June 12, 2005
June 12, 2005
June 15, 2005
10.560.1 - 10.560.11
Engineering Technology and the Lessons Learned from Engineering
Kimble-Thom, M.A., Thom, J.M., Depew, D.R.
Technology and engineering technology programs currently find themselves at the same cross- roads as engineering education did in the early 20th century. The choices that engineering educators made have resulted in industry practitioners expressing a perceived lack of skills in graduating engineers deemed important to successful design activities. Technology program developers are asking many of the same questions about technology’s roles and responsibilities as were being asked by engineering educators. Technology programs are experiencing many of the same pressures at the beginning of the 21st century as the nascent engineering education programs did at the beginning of the 20th century; how do we get people to take us seriously, as professionals? How do we best serve our students and the industries into which they are hired?
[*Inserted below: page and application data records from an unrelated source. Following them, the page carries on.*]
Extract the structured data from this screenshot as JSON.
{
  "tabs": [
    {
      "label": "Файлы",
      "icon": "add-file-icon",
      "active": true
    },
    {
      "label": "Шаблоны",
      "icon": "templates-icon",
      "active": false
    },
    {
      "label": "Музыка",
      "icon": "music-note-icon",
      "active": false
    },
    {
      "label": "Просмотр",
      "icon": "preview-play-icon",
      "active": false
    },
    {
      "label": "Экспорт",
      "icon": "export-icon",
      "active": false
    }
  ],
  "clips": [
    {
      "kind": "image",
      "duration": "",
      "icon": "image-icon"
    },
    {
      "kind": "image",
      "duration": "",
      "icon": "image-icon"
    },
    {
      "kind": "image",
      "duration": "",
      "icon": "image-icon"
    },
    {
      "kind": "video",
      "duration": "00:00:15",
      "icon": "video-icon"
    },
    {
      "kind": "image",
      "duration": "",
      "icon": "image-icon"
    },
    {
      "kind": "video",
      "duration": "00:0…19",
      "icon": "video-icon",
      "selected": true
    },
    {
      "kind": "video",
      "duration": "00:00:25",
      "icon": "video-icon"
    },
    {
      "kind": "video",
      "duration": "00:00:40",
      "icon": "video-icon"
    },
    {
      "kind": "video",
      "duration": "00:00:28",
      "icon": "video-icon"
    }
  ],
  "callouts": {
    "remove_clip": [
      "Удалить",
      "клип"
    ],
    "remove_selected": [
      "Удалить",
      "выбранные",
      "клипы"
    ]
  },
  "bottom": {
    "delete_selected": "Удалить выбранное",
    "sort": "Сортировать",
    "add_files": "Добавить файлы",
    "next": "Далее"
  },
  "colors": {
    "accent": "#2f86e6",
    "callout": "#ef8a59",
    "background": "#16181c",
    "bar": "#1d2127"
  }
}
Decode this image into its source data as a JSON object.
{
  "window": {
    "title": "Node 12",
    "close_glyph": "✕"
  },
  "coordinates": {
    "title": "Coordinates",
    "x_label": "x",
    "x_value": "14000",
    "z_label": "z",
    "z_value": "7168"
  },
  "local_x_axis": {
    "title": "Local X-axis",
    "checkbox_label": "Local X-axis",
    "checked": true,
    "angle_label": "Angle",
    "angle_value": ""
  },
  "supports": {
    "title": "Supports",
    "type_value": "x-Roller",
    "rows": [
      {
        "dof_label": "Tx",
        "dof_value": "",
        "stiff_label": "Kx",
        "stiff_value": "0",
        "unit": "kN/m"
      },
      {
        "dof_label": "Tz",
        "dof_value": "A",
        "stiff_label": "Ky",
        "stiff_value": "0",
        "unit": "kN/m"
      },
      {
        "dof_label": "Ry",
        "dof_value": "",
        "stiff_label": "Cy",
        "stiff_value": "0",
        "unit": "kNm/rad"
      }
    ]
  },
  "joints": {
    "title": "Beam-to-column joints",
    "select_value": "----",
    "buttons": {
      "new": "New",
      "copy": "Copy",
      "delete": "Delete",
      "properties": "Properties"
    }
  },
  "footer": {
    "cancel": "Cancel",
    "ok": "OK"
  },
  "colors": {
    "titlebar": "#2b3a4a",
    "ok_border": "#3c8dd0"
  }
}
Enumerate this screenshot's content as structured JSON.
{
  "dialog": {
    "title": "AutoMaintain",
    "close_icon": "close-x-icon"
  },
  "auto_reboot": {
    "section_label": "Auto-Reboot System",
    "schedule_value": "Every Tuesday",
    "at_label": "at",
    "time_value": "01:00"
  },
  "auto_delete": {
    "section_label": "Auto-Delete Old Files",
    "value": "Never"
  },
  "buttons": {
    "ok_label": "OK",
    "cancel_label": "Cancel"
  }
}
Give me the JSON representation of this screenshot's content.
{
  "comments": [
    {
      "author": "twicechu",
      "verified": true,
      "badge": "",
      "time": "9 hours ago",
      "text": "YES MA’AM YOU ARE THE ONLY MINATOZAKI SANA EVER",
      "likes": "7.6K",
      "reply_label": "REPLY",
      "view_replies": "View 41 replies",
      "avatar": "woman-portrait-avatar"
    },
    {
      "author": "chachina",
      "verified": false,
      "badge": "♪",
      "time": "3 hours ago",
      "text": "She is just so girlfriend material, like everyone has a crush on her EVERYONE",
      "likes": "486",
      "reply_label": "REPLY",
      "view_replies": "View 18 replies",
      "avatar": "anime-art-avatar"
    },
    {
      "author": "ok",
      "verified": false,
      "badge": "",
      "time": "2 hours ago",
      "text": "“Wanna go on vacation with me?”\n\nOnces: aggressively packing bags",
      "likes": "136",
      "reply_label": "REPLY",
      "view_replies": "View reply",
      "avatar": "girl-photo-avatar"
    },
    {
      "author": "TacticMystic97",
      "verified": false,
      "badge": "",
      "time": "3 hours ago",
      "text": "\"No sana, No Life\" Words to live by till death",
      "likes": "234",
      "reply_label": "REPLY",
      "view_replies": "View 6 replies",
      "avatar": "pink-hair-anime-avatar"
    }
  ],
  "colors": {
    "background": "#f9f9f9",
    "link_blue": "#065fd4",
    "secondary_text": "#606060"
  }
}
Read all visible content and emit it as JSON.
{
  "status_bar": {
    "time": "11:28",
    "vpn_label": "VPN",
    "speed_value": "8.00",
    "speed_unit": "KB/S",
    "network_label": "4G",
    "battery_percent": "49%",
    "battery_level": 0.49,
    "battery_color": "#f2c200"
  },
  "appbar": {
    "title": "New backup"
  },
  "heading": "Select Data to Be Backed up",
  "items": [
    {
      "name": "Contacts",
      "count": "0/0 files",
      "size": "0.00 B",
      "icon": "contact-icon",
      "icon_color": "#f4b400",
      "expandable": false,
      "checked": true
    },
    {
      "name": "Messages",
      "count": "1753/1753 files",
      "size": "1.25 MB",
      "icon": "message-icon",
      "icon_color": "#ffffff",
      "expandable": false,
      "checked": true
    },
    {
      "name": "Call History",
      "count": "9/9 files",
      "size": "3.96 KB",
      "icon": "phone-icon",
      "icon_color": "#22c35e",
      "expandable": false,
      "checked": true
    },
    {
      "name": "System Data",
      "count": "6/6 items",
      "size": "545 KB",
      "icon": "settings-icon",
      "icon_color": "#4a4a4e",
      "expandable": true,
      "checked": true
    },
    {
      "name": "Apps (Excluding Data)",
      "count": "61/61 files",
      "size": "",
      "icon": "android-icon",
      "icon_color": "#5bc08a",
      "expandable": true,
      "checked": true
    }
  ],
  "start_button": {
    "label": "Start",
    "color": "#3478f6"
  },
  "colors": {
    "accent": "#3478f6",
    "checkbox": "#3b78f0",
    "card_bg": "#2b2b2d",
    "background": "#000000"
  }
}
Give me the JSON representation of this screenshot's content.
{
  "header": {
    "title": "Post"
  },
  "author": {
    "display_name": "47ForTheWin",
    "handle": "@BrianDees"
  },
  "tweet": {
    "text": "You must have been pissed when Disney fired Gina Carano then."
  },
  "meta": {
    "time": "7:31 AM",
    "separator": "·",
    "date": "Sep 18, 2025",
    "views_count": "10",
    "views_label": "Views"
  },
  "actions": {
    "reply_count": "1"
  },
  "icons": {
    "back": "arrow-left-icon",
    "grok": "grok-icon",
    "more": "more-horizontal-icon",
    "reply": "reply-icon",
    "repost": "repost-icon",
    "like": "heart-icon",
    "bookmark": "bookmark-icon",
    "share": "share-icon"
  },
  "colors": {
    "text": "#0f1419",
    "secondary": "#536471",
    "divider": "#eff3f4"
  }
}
How do we best prepare people to go directly to work versus preparing to enter advanced education or research? What courses are important to what makes the graduate successful? Research indicates that engineering educators’ answers to these questions lead to the knowledge gap that was filled by technology programs. Now that technology educators are asking the same questions, it is important to understand what the impacts of the answers engineering education chose were, and to learn from engineering’s mistakes and successes.
The Evolution of Engineering Education
The Mann Report1 - In 1918 a study of the state of the engineering education was undertaken and presented under the authorship of C.R. Mann. This study was one of the first organized assessments of engineering education which was still in its infancy as an academic pursuit. The purpose of the study was to document the state of engineering education with respect to curriculum content and goals, entrance qualifications, the roles and responsibilities of engineers, and the needs of engineering graduates as it impacted the formal education of engineers.
The content of the report is as valid today as it was in 1918 and has direct implication to the choices being considered by engineering technology educators today.
In the Mann report, the concept of reconciling the role of engineers to apply knowledge and skills to a physical task and the desire to be considered professional were first introduced. Mann suggested that the role of the engineer was to take the materials and energy of nature and make artifacts and systems which made life better. In comparison, the professional degrees resulted in
“Proceedings of the 2005 American Society for Engineering Education Annual Conference & Exposition Copyright © 2005, American Society for Engineering Education”
Thom, M., & Thom, J., & Depew, D. (2005, June), Engineering Technology And The Lessons Learned From Engineering Paper presented at 2005 Annual Conference, Portland, Oregon. https://peer.asee.org/15273
ASEE holds the copyright on this document. It may be read by the public free of charge. Authors may archive their work on personal websites or in institutional repositories with the following citation: © 2005 American Society for Engineering Education. Other scholars may excerpt or quote from these materials with the same citation. When excerpting or quoting from Conference Proceedings, authors should, in addition to noting the ASEE copyright, list all the original authors and their institutions and name the host city of the conference. - Last updated April 1, 2015